Pledge to Continue to Fight to Protect Stronger First Officer Qualification Requirements

Buffalo, New York – July 14th, 2016 – The ‘Families of Continental Flight 3407’ had a very measured response to Wednesday’s news that the Senate had followed the House in passing an FAA extension through September 2017. The family group applauded Congress for resisting pressure from regional airlines to water down strong new entry-level first officer qualification requirements enacted in 2013 as well as for taking other positive steps in the implementation of the 2010 Airline Safety Act. However the group also issued a stern warning to the regionals and their congressional allies that it would continue to carry on its impassioned fight for a true ‘One Level of Safety’ between the nation’s regional and mainline carriers into 2017 and the 115th Congress.

“Make no mistake about it, in upholding these critical first officer qualification requirements, this FAA extension once again spotlights the powerful testimony of Captain Sullenberger before Congress last spring,” stated Scott Maurer of Palmetto, Florida, who lost his thirty year old daughter Lorin. “Anyone walking out of that Senate hearing clearly recognized what an important step Congress and the FAA had taken in raising the bar for regional airlines and their entry level hires, both qualitatively and quantitatively. Now that the regionals’ lobbyists and their allies in the Senate have shown their cards as to how they want to work an end run around these higher standards, it is imperative that we continue to fight for the best interests of the flying public. In the memory of Lorin and all our loved ones who were needlessly lost, we firmly resolve do just that. In the meantime, it is our fervent hope that the regional airlines will shift their focus and energies from fighting these new higher standards to finding ways to elevate the profession of a regional airline first officer, including initiatives that touch on partnerships with both flight schools and mainline carriers, as well as continuing to advance the entry-level and recurrent training provided by all regional carriers.”

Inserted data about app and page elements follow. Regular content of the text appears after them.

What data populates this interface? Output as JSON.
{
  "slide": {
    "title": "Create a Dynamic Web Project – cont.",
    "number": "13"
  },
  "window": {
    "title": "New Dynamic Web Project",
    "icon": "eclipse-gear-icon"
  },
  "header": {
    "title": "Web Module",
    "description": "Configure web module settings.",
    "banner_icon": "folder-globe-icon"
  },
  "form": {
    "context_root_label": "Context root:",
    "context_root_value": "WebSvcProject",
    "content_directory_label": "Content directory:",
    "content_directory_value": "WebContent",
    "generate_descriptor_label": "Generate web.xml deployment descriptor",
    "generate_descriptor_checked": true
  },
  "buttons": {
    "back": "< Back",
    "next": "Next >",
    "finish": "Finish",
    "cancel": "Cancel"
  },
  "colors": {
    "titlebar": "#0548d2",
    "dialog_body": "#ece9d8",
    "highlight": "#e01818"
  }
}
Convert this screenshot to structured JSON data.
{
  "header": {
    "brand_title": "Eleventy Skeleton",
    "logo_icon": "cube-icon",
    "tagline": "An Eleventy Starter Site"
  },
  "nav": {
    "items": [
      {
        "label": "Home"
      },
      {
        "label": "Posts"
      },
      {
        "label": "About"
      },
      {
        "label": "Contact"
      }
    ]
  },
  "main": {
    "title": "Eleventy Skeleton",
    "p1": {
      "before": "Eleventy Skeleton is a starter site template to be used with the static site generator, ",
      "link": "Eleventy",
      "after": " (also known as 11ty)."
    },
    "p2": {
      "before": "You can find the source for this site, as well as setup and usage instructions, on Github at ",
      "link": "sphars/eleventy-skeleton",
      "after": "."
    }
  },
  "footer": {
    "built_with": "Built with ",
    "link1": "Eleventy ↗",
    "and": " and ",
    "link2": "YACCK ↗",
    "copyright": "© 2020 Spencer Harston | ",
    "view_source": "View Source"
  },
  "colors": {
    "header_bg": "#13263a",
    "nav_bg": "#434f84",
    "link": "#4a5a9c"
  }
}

The group recognized Congress for including in the extension an April 2017 deadline for the long-awaited FAA implementation of an electronic database of pilot training records to assist commercial airlines in the hiring process. It also praised a House-led effort to get the ball rolling on addressing the impact of advanced technology in the cockpit on pilots’ manual flying skills.

“Obviously holding the line on the first officer qualification requirements will always be at the forefront of our efforts,” stated Susan Bourque of East Aurora, New York who lost her sister and noted 9/11 widow Beverly Eckert. “But this extension also marks an important step in pushing FAA to bring this pilot record database project to fruition, along with the critical transparency in the hiring process that it will provide. We call on Administrator Huerta to step up to the plate in delivering on this very overdue NTSB-directed safety initiative. Finally, kudos to Congressmen Shuster, DeFazio, LoBiondo, and Larsen for responding to the January DOT Inspector General report on automation in the cockpit and taking the first steps to ensure that this challenge is appropriately addressed by our commercial aviation system moving forward.”